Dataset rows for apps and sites
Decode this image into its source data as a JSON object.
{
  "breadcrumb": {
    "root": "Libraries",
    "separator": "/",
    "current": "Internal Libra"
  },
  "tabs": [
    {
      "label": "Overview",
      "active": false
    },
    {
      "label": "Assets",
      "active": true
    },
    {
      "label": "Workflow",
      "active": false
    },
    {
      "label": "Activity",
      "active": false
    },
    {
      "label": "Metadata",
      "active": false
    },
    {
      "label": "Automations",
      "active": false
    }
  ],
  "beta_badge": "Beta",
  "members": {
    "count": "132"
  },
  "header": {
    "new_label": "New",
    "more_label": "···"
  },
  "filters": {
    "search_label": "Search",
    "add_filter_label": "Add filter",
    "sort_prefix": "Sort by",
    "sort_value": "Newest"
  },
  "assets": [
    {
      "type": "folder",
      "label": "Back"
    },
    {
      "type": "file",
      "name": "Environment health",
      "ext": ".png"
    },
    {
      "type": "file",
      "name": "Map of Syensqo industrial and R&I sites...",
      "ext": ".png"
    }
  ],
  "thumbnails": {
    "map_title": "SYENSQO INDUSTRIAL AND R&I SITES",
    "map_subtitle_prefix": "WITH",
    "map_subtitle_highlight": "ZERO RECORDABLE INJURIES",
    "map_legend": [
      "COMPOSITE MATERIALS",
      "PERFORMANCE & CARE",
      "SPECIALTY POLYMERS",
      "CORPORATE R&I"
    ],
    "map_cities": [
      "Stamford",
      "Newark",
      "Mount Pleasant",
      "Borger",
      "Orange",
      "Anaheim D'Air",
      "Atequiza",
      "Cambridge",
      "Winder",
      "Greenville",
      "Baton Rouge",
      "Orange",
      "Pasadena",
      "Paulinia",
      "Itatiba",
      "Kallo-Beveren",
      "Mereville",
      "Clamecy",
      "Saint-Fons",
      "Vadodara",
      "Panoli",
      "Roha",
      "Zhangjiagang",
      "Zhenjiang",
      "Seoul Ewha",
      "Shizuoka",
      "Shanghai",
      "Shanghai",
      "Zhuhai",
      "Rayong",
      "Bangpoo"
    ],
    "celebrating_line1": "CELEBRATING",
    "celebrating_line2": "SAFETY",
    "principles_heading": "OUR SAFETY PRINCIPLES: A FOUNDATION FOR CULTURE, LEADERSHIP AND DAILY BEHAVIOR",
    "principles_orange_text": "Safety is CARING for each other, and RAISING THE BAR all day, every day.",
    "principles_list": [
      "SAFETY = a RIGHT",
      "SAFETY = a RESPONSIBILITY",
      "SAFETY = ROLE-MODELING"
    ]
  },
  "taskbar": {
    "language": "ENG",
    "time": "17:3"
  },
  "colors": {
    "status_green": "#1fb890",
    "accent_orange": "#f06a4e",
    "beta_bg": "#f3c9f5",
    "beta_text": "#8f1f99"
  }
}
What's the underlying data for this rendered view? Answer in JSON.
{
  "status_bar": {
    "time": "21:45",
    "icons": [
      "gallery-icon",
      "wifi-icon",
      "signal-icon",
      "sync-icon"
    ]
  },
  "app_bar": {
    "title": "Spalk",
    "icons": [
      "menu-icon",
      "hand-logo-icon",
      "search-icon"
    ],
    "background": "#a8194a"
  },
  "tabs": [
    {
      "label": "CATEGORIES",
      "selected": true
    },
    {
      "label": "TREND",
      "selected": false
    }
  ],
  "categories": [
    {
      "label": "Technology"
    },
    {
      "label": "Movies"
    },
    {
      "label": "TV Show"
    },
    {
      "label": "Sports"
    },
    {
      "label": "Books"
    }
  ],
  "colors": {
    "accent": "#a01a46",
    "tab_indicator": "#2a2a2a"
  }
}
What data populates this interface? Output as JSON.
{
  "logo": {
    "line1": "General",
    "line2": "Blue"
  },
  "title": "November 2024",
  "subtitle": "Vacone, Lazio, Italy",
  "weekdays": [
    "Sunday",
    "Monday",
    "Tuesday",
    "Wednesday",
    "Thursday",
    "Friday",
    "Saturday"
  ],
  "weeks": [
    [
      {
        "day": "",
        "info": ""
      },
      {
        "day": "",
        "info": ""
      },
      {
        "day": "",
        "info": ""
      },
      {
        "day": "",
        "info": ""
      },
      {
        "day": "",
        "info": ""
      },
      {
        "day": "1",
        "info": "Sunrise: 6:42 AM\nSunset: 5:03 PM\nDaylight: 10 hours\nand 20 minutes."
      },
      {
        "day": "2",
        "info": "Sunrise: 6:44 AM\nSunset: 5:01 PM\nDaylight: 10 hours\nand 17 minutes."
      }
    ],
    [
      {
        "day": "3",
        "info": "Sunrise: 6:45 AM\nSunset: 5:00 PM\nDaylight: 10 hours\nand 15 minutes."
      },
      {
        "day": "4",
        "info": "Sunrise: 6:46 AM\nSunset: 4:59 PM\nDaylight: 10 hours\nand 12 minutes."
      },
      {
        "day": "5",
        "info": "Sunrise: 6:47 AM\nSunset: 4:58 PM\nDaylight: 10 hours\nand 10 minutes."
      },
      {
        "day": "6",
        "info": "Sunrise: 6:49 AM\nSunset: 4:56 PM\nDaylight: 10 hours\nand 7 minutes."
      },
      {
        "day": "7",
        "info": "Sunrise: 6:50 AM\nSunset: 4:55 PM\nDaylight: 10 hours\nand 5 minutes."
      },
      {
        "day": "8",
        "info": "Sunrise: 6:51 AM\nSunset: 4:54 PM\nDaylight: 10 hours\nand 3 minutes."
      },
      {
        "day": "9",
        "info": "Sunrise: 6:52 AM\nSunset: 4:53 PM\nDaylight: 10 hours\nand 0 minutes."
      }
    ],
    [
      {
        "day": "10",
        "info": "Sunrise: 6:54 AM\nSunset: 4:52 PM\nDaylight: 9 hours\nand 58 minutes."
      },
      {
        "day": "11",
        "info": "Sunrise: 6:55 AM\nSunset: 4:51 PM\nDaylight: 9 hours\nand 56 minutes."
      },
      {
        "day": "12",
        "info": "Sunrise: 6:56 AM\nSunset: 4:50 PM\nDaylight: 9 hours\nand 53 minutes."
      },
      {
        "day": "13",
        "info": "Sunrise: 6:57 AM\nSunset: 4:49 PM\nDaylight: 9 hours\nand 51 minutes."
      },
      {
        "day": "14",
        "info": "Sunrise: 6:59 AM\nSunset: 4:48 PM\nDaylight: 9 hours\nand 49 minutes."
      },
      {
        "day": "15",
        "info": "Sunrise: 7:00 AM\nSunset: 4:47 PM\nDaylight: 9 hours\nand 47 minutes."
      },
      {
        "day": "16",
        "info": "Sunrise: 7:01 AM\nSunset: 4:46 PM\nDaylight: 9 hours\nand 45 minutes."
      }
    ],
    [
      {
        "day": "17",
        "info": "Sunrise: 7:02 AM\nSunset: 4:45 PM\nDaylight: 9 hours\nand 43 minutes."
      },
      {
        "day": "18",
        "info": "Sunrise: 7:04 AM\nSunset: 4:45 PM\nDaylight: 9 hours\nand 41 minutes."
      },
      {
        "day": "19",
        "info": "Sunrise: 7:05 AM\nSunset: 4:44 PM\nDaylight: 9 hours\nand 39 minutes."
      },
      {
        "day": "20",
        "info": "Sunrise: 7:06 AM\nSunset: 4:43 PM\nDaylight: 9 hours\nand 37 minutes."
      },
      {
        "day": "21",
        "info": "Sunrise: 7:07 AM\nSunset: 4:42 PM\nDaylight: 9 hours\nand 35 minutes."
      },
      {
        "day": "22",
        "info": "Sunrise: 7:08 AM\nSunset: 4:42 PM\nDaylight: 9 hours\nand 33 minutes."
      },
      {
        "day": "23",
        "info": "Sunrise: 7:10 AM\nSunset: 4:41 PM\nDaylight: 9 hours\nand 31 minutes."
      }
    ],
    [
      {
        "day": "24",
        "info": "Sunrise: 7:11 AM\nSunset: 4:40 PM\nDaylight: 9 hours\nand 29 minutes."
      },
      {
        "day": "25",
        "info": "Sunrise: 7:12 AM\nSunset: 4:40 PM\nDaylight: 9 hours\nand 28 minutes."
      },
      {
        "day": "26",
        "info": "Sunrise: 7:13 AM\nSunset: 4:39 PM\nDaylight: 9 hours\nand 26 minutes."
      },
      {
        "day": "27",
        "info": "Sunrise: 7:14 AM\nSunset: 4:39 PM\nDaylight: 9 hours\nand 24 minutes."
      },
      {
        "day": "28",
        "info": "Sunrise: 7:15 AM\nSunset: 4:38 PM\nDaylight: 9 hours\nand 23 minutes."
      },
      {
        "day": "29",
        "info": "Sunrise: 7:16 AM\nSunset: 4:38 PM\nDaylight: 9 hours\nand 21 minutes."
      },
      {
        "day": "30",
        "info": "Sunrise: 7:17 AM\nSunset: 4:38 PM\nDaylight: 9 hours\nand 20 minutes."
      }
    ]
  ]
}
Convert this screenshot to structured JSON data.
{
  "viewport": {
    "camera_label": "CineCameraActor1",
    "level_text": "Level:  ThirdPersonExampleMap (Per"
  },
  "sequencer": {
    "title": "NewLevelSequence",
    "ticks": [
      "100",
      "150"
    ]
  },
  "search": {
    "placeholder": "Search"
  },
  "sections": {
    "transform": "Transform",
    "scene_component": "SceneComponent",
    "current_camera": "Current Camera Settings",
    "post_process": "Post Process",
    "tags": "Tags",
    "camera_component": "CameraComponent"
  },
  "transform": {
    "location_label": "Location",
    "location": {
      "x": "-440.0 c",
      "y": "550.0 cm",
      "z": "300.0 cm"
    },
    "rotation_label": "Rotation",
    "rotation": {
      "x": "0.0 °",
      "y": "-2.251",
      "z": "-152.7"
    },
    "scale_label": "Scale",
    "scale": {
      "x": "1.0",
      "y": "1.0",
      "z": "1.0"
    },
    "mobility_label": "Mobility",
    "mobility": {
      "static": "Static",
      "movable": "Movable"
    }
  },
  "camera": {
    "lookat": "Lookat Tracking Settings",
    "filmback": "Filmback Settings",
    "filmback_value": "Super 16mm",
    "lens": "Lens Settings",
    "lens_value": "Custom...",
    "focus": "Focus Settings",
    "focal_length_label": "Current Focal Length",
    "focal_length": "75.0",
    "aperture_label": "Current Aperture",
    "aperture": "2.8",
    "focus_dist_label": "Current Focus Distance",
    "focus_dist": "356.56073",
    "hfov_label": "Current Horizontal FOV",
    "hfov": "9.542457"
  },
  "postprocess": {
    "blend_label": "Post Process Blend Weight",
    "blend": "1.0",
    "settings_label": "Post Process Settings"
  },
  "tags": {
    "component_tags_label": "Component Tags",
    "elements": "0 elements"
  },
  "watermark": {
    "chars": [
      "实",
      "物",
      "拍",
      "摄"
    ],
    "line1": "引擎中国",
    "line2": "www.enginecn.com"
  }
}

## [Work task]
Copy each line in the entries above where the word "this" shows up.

## [Response below]
Decode this image into its source data as a JSON object.
What's the underlying data for this rendered view? Answer in JSON.
What data populates this interface? Output as JSON.
Convert this screenshot to structured JSON data.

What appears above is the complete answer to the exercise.